Richard Meakin, MD, is Clinical Senior Lecturer in the Department of Primary Care & Population Health at University College London (UCL). He is also a partner in a rural family practice north of London. After graduating from St. Mary’s Hospital Medical School, University of London he went on to train as a Family Physician. He gained a MSc in Family Medicine and a Doctorate. He has a long-standing interest in Medical Humanities and Bioethics and served as founding President of the UK Association for Medical Humanities (2002-2005) and was a member of council until 2012. He is a fellow of the Higher Education Academy and won the Cancer Research Campaign Medical Education Prize in 1998. Currently, when not seeing patients, he is predominantly involved in undergraduate and postgraduate education in family medicine at UCL.
Edit 10/30/2014: This lecture has been canceled.
Informed consent is a pillar of patient autonomy in medicine. In the pediatric world, the informed consent process often involves not only parental consent for treatment but a minor’s assent as well. However, a true informed consent process allows a family or patient to refuse a proposed course of treatment—but is this really true in pediatrics? Is a family allowed to forgo a potentially lifesaving therapy for their child if the chance of survival with the treatment is excellent? Should the prognosis matter? Should the age of the child matter? This talk will discuss challenges of decision making in children with cancer including a discussion on the ability of a family or minor to refuse potentially life-saving treatments.
Join us for Bradd Hemker’s lecture on Wednesday, November 12, 2014 from noon till 1 pm in person or online.
Bradd Hemker, MD, is an assistant professor in the Department of Pediatrics and Human Development in the College of Human Medicine at Michigan State University. He practices Pediatric Hematology/Oncology with a special interest in Palliative Medicine and Bioethics.
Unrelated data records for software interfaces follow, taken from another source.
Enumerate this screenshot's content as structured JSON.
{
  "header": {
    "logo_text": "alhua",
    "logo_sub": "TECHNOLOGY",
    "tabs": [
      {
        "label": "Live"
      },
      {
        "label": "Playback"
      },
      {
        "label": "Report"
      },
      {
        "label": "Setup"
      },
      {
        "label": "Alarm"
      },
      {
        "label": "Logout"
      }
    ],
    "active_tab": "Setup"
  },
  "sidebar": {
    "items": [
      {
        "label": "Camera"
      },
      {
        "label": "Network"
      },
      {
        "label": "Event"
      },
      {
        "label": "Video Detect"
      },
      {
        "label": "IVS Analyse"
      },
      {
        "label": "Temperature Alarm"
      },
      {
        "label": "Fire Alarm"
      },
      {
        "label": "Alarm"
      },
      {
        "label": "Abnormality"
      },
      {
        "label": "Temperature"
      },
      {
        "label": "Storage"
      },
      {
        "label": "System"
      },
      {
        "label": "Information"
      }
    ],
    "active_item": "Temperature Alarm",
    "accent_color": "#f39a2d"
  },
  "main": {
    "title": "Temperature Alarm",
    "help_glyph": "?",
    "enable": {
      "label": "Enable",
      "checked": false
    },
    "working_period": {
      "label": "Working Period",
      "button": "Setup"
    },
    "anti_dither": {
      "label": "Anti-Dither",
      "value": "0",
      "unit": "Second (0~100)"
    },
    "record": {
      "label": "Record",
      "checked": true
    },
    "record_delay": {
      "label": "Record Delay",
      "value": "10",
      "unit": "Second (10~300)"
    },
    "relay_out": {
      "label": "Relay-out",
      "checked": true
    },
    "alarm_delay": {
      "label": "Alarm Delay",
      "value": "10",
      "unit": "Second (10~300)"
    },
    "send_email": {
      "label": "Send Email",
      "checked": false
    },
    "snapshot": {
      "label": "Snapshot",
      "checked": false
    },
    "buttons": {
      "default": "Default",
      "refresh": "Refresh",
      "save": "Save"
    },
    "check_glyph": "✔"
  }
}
In person: These lectures will take place in C102 East Fee Hall on MSU’s East Lansing campus. Feel free to bring your lunch! Beverages and light snacks will be provided.
Can’t make it? View these webinars and others as archived recordings.